**Task details:**
The entries that follow must be given again exactly, with no pictures kept.

Excerpts from an interface dataset:
- Opening Delimiter -

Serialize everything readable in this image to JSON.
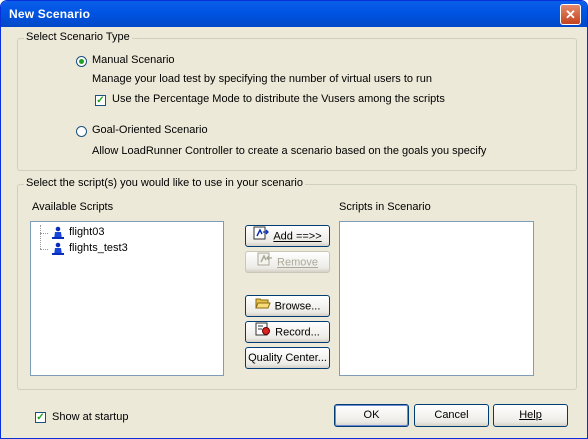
{
  "window": {
    "title": "New Scenario",
    "close_glyph": "✕"
  },
  "scenario_type": {
    "legend": "Select Scenario Type",
    "manual_label": "Manual Scenario",
    "manual_selected": true,
    "manual_desc": "Manage your load test by specifying the number of virtual users to run",
    "percentage_mode_label": "Use the Percentage Mode to distribute the Vusers among the scripts",
    "percentage_mode_checked": true,
    "goal_label": "Goal-Oriented Scenario",
    "goal_selected": false,
    "goal_desc": "Allow LoadRunner Controller to create a scenario based on the goals you specify"
  },
  "scripts": {
    "legend": "Select the script(s) you would like to use in your scenario",
    "available_label": "Available Scripts",
    "in_scenario_label": "Scripts in Scenario",
    "available_items": [
      "flight03",
      "flights_test3"
    ],
    "item_icon": "vuser-script-icon",
    "buttons": {
      "add": "Add ==>>",
      "remove": "Remove",
      "browse": "Browse...",
      "record": "Record...",
      "quality_center": "Quality Center..."
    }
  },
  "footer": {
    "show_at_startup": "Show at startup",
    "show_at_startup_checked": true,
    "ok": "OK",
    "cancel": "Cancel",
    "help": "Help"
  },
  "colors": {
    "titlebar": "#0054e3",
    "face": "#ece9d8",
    "accent_check": "#21a121"
  }
}
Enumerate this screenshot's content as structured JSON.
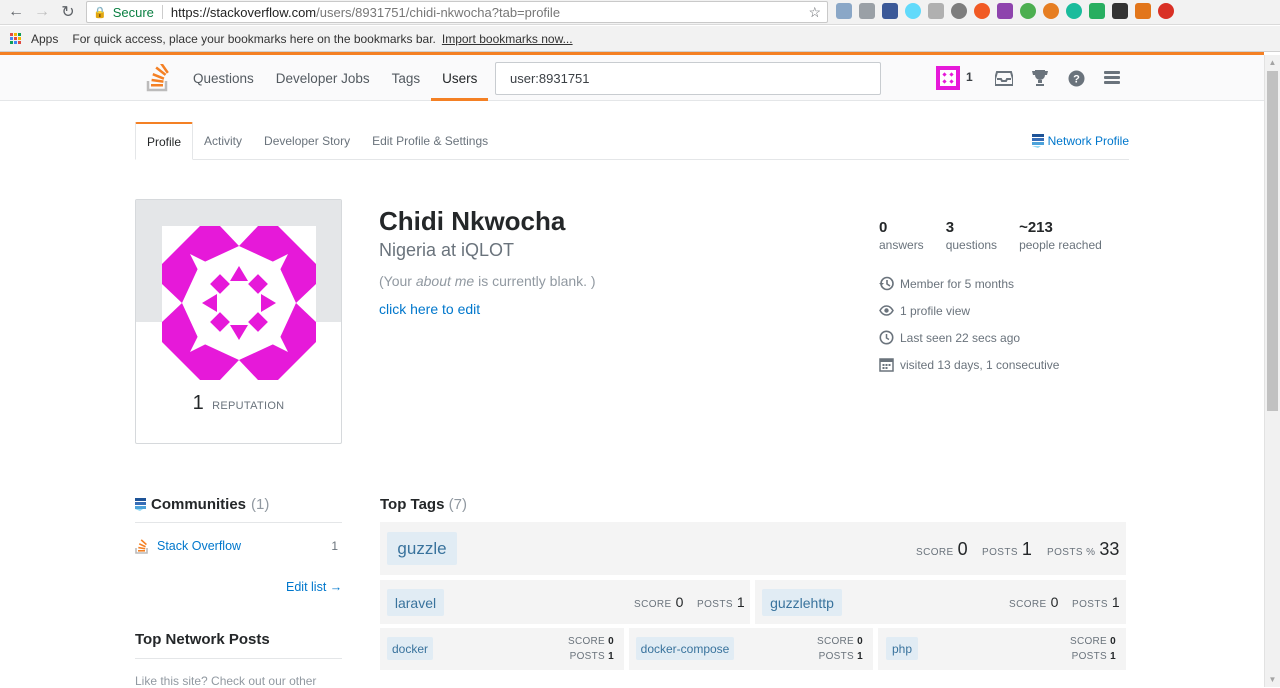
{
  "browser": {
    "secure_label": "Secure",
    "url_host": "https://stackoverflow.com",
    "url_rest": "/users/8931751/chidi-nkwocha?tab=profile",
    "bookmarks_apps": "Apps",
    "bookmarks_hint": "For quick access, place your bookmarks here on the bookmarks bar.",
    "bookmarks_import": "Import bookmarks now..."
  },
  "topbar": {
    "nav": [
      "Questions",
      "Developer Jobs",
      "Tags",
      "Users"
    ],
    "active": "Users",
    "search_value": "user:8931751",
    "rep": "1"
  },
  "tabs": {
    "items": [
      "Profile",
      "Activity",
      "Developer Story",
      "Edit Profile & Settings"
    ],
    "network_profile": "Network Profile"
  },
  "profile": {
    "reputation": "1",
    "reputation_label": "REPUTATION",
    "name": "Chidi Nkwocha",
    "location": "Nigeria at iQLOT",
    "about_prefix": "(Your ",
    "about_em": "about me",
    "about_suffix": " is currently blank. )",
    "edit_link": "click here to edit"
  },
  "stats": {
    "answers": {
      "num": "0",
      "label": "answers"
    },
    "questions": {
      "num": "3",
      "label": "questions"
    },
    "reached": {
      "num": "~213",
      "label": "people reached"
    }
  },
  "meta": {
    "member": "Member for 5 months",
    "views": "1 profile view",
    "last_seen": "Last seen 22 secs ago",
    "visited": "visited 13 days, 1 consecutive"
  },
  "communities": {
    "title": "Communities",
    "count": "(1)",
    "item_name": "Stack Overflow",
    "item_rep": "1",
    "edit_list": "Edit list →"
  },
  "top_network_posts": {
    "title": "Top Network Posts",
    "text": "Like this site? Check out our other"
  },
  "top_tags": {
    "title": "Top Tags",
    "count": "(7)",
    "labels": {
      "score": "SCORE",
      "posts": "POSTS",
      "posts_pct": "POSTS %"
    },
    "tags": [
      {
        "name": "guzzle",
        "score": "0",
        "posts": "1",
        "posts_pct": "33"
      },
      {
        "name": "laravel",
        "score": "0",
        "posts": "1"
      },
      {
        "name": "guzzlehttp",
        "score": "0",
        "posts": "1"
      },
      {
        "name": "docker",
        "score": "0",
        "posts": "1"
      },
      {
        "name": "docker-compose",
        "score": "0",
        "posts": "1"
      },
      {
        "name": "php",
        "score": "0",
        "posts": "1"
      }
    ]
  },
  "colors": {
    "accent": "#f48024",
    "link": "#0077cc",
    "avatar": "#e619d9"
  }
}
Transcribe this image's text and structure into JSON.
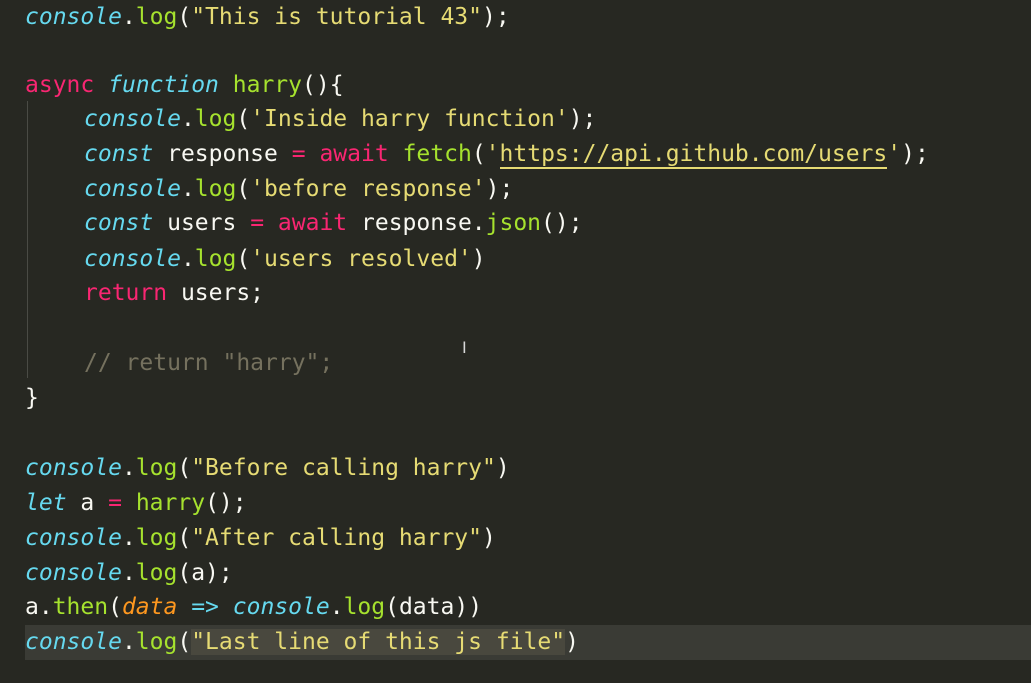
{
  "code": {
    "l1": {
      "obj": "console",
      "dot": ".",
      "fn": "log",
      "open": "(",
      "str": "\"This is tutorial 43\"",
      "close": ");"
    },
    "l3": {
      "kw": "async",
      "sp": " ",
      "kw2": "function",
      "sp2": " ",
      "name": "harry",
      "rest": "(){"
    },
    "l4": {
      "obj": "console",
      "dot": ".",
      "fn": "log",
      "open": "(",
      "str": "'Inside harry function'",
      "close": ");"
    },
    "l5": {
      "kw": "const",
      "v": " response ",
      "op": "=",
      "sp": " ",
      "aw": "await",
      "sp2": " ",
      "fn": "fetch",
      "open": "(",
      "q1": "'",
      "url": "https://api.github.com/users",
      "q2": "'",
      "close": ");"
    },
    "l6": {
      "obj": "console",
      "dot": ".",
      "fn": "log",
      "open": "(",
      "str": "'before response'",
      "close": ");"
    },
    "l7": {
      "kw": "const",
      "v": " users ",
      "op": "=",
      "sp": " ",
      "aw": "await",
      "sp2": " ",
      "obj": "response.",
      "fn": "json",
      "close": "();"
    },
    "l8": {
      "obj": "console",
      "dot": ".",
      "fn": "log",
      "open": "(",
      "str": "'users resolved'",
      "close": ")"
    },
    "l9": {
      "kw": "return",
      "rest": " users;"
    },
    "l11": {
      "comment": "// return \"harry\";"
    },
    "l12": {
      "text": "}"
    },
    "l14": {
      "obj": "console",
      "dot": ".",
      "fn": "log",
      "open": "(",
      "str": "\"Before calling harry\"",
      "close": ")"
    },
    "l15": {
      "kw": "let",
      "v": " a ",
      "op": "=",
      "sp": " ",
      "fn": "harry",
      "close": "();"
    },
    "l16": {
      "obj": "console",
      "dot": ".",
      "fn": "log",
      "open": "(",
      "str": "\"After calling harry\"",
      "close": ")"
    },
    "l17": {
      "obj": "console",
      "dot": ".",
      "fn": "log",
      "rest": "(a);"
    },
    "l18": {
      "pre": "a.",
      "fn": "then",
      "open": "(",
      "param": "data",
      "sp": " ",
      "arrow": "=>",
      "sp2": " ",
      "obj": "console",
      "dot": ".",
      "fn2": "log",
      "rest": "(data))"
    },
    "l19": {
      "obj": "console",
      "dot": ".",
      "fn": "log",
      "open": "(",
      "str": "\"Last line of this js file\"",
      "close": ")"
    }
  },
  "colors": {
    "background": "#272822",
    "keyword": "#f92672",
    "storage": "#66d9ef",
    "function": "#a6e22e",
    "string": "#e6db74",
    "parameter": "#fd971f",
    "comment": "#75715e"
  },
  "mouse_cursor_icon": "text-cursor-icon"
}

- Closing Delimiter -

**Answer section:**
Serialize everything readable in this image to JSON.
{
  "window": {
    "title": "New Scenario",
    "close_glyph": "✕"
  },
  "scenario_type": {
    "legend": "Select Scenario Type",
    "manual_label": "Manual Scenario",
    "manual_selected": true,
    "manual_desc": "Manage your load test by specifying the number of virtual users to run",
    "percentage_mode_label": "Use the Percentage Mode to distribute the Vusers among the scripts",
    "percentage_mode_checked": true,
    "goal_label": "Goal-Oriented Scenario",
    "goal_selected": false,
    "goal_desc": "Allow LoadRunner Controller to create a scenario based on the goals you specify"
  },
  "scripts": {
    "legend": "Select the script(s) you would like to use in your scenario",
    "available_label": "Available Scripts",
    "in_scenario_label": "Scripts in Scenario",
    "available_items": [
      "flight03",
      "flights_test3"
    ],
    "item_icon": "vuser-script-icon",
    "buttons": {
      "add": "Add ==>>",
      "remove": "Remove",
      "browse": "Browse...",
      "record": "Record...",
      "quality_center": "Quality Center..."
    }
  },
  "footer": {
    "show_at_startup": "Show at startup",
    "show_at_startup_checked": true,
    "ok": "OK",
    "cancel": "Cancel",
    "help": "Help"
  },
  "colors": {
    "titlebar": "#0054e3",
    "face": "#ece9d8",
    "accent_check": "#21a121"
  }
}
Enumerate this screenshot's content as structured JSON.
{
  "browser": {
    "secure_label": "Secure",
    "url_host": "https://stackoverflow.com",
    "url_rest": "/users/8931751/chidi-nkwocha?tab=profile",
    "bookmarks_apps": "Apps",
    "bookmarks_hint": "For quick access, place your bookmarks here on the bookmarks bar.",
    "bookmarks_import": "Import bookmarks now..."
  },
  "topbar": {
    "nav": [
      "Questions",
      "Developer Jobs",
      "Tags",
      "Users"
    ],
    "active": "Users",
    "search_value": "user:8931751",
    "rep": "1"
  },
  "tabs": {
    "items": [
      "Profile",
      "Activity",
      "Developer Story",
      "Edit Profile & Settings"
    ],
    "network_profile": "Network Profile"
  },
  "profile": {
    "reputation": "1",
    "reputation_label": "REPUTATION",
    "name": "Chidi Nkwocha",
    "location": "Nigeria at iQLOT",
    "about_prefix": "(Your ",
    "about_em": "about me",
    "about_suffix": " is currently blank. )",
    "edit_link": "click here to edit"
  },
  "stats": {
    "answers": {
      "num": "0",
      "label": "answers"
    },
    "questions": {
      "num": "3",
      "label": "questions"
    },
    "reached": {
      "num": "~213",
      "label": "people reached"
    }
  },
  "meta": {
    "member": "Member for 5 months",
    "views": "1 profile view",
    "last_seen": "Last seen 22 secs ago",
    "visited": "visited 13 days, 1 consecutive"
  },
  "communities": {
    "title": "Communities",
    "count": "(1)",
    "item_name": "Stack Overflow",
    "item_rep": "1",
    "edit_list": "Edit list →"
  },
  "top_network_posts": {
    "title": "Top Network Posts",
    "text": "Like this site? Check out our other"
  },
  "top_tags": {
    "title": "Top Tags",
    "count": "(7)",
    "labels": {
      "score": "SCORE",
      "posts": "POSTS",
      "posts_pct": "POSTS %"
    },
    "tags": [
      {
        "name": "guzzle",
        "score": "0",
        "posts": "1",
        "posts_pct": "33"
      },
      {
        "name": "laravel",
        "score": "0",
        "posts": "1"
      },
      {
        "name": "guzzlehttp",
        "score": "0",
        "posts": "1"
      },
      {
        "name": "docker",
        "score": "0",
        "posts": "1"
      },
      {
        "name": "docker-compose",
        "score": "0",
        "posts": "1"
      },
      {
        "name": "php",
        "score": "0",
        "posts": "1"
      }
    ]
  },
  "colors": {
    "accent": "#f48024",
    "link": "#0077cc",
    "avatar": "#e619d9"
  }
}
Transcribe this image's text and structure into JSON.
{
  "code": {
    "l1": {
      "obj": "console",
      "dot": ".",
      "fn": "log",
      "open": "(",
      "str": "\"This is tutorial 43\"",
      "close": ");"
    },
    "l3": {
      "kw": "async",
      "sp": " ",
      "kw2": "function",
      "sp2": " ",
      "name": "harry",
      "rest": "(){"
    },
    "l4": {
      "obj": "console",
      "dot": ".",
      "fn": "log",
      "open": "(",
      "str": "'Inside harry function'",
      "close": ");"
    },
    "l5": {
      "kw": "const",
      "v": " response ",
      "op": "=",
      "sp": " ",
      "aw": "await",
      "sp2": " ",
      "fn": "fetch",
      "open": "(",
      "q1": "'",
      "url": "https://api.github.com/users",
      "q2": "'",
      "close": ");"
    },
    "l6": {
      "obj": "console",
      "dot": ".",
      "fn": "log",
      "open": "(",
      "str": "'before response'",
      "close": ");"
    },
    "l7": {
      "kw": "const",
      "v": " users ",
      "op": "=",
      "sp": " ",
      "aw": "await",
      "sp2": " ",
      "obj": "response.",
      "fn": "json",
      "close": "();"
    },
    "l8": {
      "obj": "console",
      "dot": ".",
      "fn": "log",
      "open": "(",
      "str": "'users resolved'",
      "close": ")"
    },
    "l9": {
      "kw": "return",
      "rest": " users;"
    },
    "l11": {
      "comment": "// return \"harry\";"
    },
    "l12": {
      "text": "}"
    },
    "l14": {
      "obj": "console",
      "dot": ".",
      "fn": "log",
      "open": "(",
      "str": "\"Before calling harry\"",
      "close": ")"
    },
    "l15": {
      "kw": "let",
      "v": " a ",
      "op": "=",
      "sp": " ",
      "fn": "harry",
      "close": "();"
    },
    "l16": {
      "obj": "console",
      "dot": ".",
      "fn": "log",
      "open": "(",
      "str": "\"After calling harry\"",
      "close": ")"
    },
    "l17": {
      "obj": "console",
      "dot": ".",
      "fn": "log",
      "rest": "(a);"
    },
    "l18": {
      "pre": "a.",
      "fn": "then",
      "open": "(",
      "param": "data",
      "sp": " ",
      "arrow": "=>",
      "sp2": " ",
      "obj": "console",
      "dot": ".",
      "fn2": "log",
      "rest": "(data))"
    },
    "l19": {
      "obj": "console",
      "dot": ".",
      "fn": "log",
      "open": "(",
      "str": "\"Last line of this js file\"",
      "close": ")"
    }
  },
  "colors": {
    "background": "#272822",
    "keyword": "#f92672",
    "storage": "#66d9ef",
    "function": "#a6e22e",
    "string": "#e6db74",
    "parameter": "#fd971f",
    "comment": "#75715e"
  },
  "mouse_cursor_icon": "text-cursor-icon"
}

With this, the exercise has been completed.